Diving on most atolls around the Maldives is simply perfect. However, a phenomenon called 'washing machine effect' is present at most atolls. The already strong currents can be interrupted by local crosscurrents and whirlpools that can disorient an inexperienced diver or take you away from the reef. Try to avoid these, but if taken by them, don't stress since they are not dangerous. Simply return to the reef or surface and swim back to the boat. You often use a negative buoyancy entry to get past the heaviest surface currents to regroup in mid-water and start your dive. As with most atolls, expect high speed drift diving on the outside of the outer reef (and inside kandus) and pretty relaxed coral diving on the inner side in the lagoon. There is also often a cold thermocline once you reach deep waters so dress appropriately.

Besides scuba diving and water activities, all you can do here is relax on its white sandy beaches, enjoy its fabulous dining and secluded but luxury accommodations. These Robinson Crusoe islands are dazzling tropical beauties, often used for honeymoon trips. The Maldives have a brilliant climate, 30 degrees year-round with water temperatures of 28 degrees. The mild northeast monsoon runs from December to April while the rougher southwest monsoons picks up between May and November. The great tsunami of December 2004 triggered huge waves that flooded large parts of Male and many of the other low-lying coral islands. Transportation throughout the Maldives is mostly done by live aboard, cruises, seaplanes, safari boats, fast speedboats and small motorized vessels called dhoni. Liveaboard diving is one of the best ways to explore the Maldives in its full glory, visiting many secluded islands and pristine bays, diving on top of some of the best coral reefs and dive sites in the world.
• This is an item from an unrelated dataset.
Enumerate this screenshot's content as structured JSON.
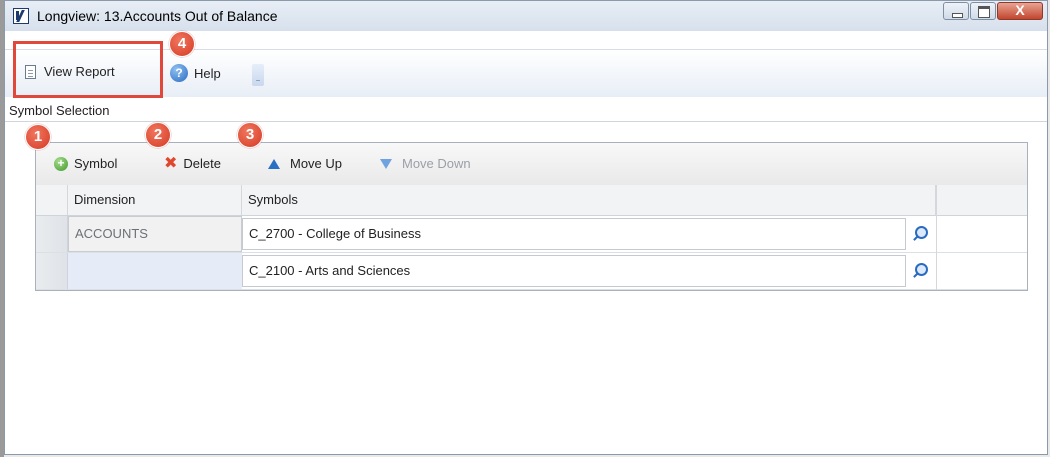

Well known marine life include many types of sharks, manta rays, whale sharks, eagle rays, barracuda and tuna.